Element data from apps and pages
--
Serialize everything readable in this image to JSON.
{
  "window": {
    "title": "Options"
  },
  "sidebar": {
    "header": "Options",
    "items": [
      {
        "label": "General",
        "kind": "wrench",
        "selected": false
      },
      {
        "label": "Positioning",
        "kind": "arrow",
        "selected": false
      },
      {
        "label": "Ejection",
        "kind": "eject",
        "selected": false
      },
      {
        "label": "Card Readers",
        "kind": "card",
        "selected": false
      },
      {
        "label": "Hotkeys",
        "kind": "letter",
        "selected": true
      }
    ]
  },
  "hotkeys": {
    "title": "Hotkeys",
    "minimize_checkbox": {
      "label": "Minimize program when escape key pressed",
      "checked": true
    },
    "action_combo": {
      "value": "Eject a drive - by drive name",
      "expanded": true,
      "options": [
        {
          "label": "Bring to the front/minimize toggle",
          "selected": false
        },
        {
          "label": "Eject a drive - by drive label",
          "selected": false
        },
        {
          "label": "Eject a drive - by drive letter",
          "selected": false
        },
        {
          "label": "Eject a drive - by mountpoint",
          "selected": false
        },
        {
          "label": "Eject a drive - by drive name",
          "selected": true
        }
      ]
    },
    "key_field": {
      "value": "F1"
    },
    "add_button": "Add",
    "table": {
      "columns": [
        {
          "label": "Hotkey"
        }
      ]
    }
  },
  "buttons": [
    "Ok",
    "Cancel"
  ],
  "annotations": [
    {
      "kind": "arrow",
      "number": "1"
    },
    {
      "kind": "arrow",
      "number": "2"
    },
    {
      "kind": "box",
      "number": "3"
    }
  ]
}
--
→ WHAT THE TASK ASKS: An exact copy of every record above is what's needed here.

→ YOUR RESPONSE:
Serialize everything readable in this image to JSON.
{
  "window": {
    "title": "Options"
  },
  "sidebar": {
    "header": "Options",
    "items": [
      {
        "label": "General",
        "kind": "wrench",
        "selected": false
      },
      {
        "label": "Positioning",
        "kind": "arrow",
        "selected": false
      },
      {
        "label": "Ejection",
        "kind": "eject",
        "selected": false
      },
      {
        "label": "Card Readers",
        "kind": "card",
        "selected": false
      },
      {
        "label": "Hotkeys",
        "kind": "letter",
        "selected": true
      }
    ]
  },
  "hotkeys": {
    "title": "Hotkeys",
    "minimize_checkbox": {
      "label": "Minimize program when escape key pressed",
      "checked": true
    },
    "action_combo": {
      "value": "Eject a drive - by drive name",
      "expanded": true,
      "options": [
        {
          "label": "Bring to the front/minimize toggle",
          "selected": false
        },
        {
          "label": "Eject a drive - by drive label",
          "selected": false
        },
        {
          "label": "Eject a drive - by drive letter",
          "selected": false
        },
        {
          "label": "Eject a drive - by mountpoint",
          "selected": false
        },
        {
          "label": "Eject a drive - by drive name",
          "selected": true
        }
      ]
    },
    "key_field": {
      "value": "F1"
    },
    "add_button": "Add",
    "table": {
      "columns": [
        {
          "label": "Hotkey"
        }
      ]
    }
  },
  "buttons": [
    "Ok",
    "Cancel"
  ],
  "annotations": [
    {
      "kind": "arrow",
      "number": "1"
    },
    {
      "kind": "arrow",
      "number": "2"
    },
    {
      "kind": "box",
      "number": "3"
    }
  ]
}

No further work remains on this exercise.